Of course, this is absolutely necessary in some cases. Self-harm scars are often hidden as they can be triggering for some individuals. But you don't have to be an expert to know that you can't trigger acne or rosacea by looking at a picture. It doesn't happen. Put simply, these images – and more importantly, these people – are being concealed because their faces don’t fit a very narrow beauty ideal. They are not 'desirable'.
To play devil’s advocate, I can see what these social media guidelines were trying to achieve. As someone who is immersed in the skin positivity community, I regularly see charlatans pushing 'cures' and 'easy ways to heal' and they are often promoted under ridiculous (and usually Photoshopped) images. To try to combat this, certain social media channels seem to have put a blanket ban on anyone wanting to promote a photo showing a visible skin condition. This seems like using a sledgehammer to crack a nut. Either the algorithm needs to be tweaked or Instagram's internal staff training needs a shake-up, because it should be made clear that my image was not harmful, selling a potentially dangerous product or designed to cause offence.
I recently wrote a blogpost to try to process how I felt and to see how the rest of the skin positivity community felt about this word being used to describe us. Very quickly, the hashtag #undesirablesofinstagram was used all over the world alongside photos of 'undesirable' faces. It makes me so emotional to look through the hashtag and to see people who look and feel like me. To some people, this may seem like a storm in a teacup, but I think it’s a sign of a wider issue in our society. We are surrounded by perfection (often Facetuned, Photoshopped, filtered or otherwise tweaked) and whether we consciously acknowledge it or not, it does impact us. I’ve read countless think pieces, studies and papers on the effects of social media and retouching in particular, and on an anecdotal level, I know that it affects me – even though I realise that a large number of images I see online are altered.

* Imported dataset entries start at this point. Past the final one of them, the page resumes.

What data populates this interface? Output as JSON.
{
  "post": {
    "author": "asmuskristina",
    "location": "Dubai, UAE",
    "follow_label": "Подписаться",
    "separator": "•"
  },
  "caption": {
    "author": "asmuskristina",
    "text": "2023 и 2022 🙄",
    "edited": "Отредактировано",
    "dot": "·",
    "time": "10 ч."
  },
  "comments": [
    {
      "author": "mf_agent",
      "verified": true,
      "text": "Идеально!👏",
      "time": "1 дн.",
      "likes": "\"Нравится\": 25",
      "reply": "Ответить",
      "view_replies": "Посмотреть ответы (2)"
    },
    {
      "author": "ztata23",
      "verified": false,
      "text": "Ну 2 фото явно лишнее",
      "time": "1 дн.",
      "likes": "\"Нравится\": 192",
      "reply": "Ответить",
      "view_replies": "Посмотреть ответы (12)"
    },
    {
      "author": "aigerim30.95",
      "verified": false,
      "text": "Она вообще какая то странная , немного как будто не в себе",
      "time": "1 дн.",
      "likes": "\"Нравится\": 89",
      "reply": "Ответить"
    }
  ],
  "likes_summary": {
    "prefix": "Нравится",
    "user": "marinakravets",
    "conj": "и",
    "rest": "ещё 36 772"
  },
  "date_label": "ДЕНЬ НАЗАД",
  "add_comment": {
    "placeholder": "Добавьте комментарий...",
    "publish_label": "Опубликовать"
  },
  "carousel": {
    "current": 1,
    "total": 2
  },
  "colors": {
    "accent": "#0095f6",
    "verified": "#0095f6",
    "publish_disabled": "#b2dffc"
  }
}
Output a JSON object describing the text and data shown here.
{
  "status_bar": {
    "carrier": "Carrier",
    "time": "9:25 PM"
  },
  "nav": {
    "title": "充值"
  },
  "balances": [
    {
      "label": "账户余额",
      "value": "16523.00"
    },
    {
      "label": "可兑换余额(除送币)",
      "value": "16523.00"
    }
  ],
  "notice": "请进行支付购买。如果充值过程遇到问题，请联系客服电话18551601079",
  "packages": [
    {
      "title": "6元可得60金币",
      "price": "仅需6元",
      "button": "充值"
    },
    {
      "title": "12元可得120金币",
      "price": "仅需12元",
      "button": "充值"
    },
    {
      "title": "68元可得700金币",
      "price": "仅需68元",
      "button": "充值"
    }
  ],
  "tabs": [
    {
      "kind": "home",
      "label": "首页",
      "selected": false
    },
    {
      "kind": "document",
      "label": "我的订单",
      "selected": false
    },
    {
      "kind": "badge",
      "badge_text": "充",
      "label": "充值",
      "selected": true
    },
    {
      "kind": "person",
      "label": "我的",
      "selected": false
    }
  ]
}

I contacted Instagram for a comment for this article and I am so thrilled to be able to say that, as of this week, the wording of the official guidelines has been changed. As a direct result of the #UndesirablesOfInstagram campaign, and the incredible support of the skin positivity community, the word 'undesirable' no longer features at any point in their guidelines. The wording is now much clearer: "We don't allow ads that contain unexpected or unlikely results. Ad content must not imply or attempt to generate negative self-perception in order to promote diet, weight loss, or other health related products."
I am so pleased that Instagram did the right thing. I never wanted Instagram to be 'cancelled' or for people to boycott the channel. I just wanted the outdated and hurtful guidelines to be changed. Social media can be an incredible tool for positivity, support and inclusivity, so I hope this is a sign that the platform is evolving to embrace those of us who look a little bit different.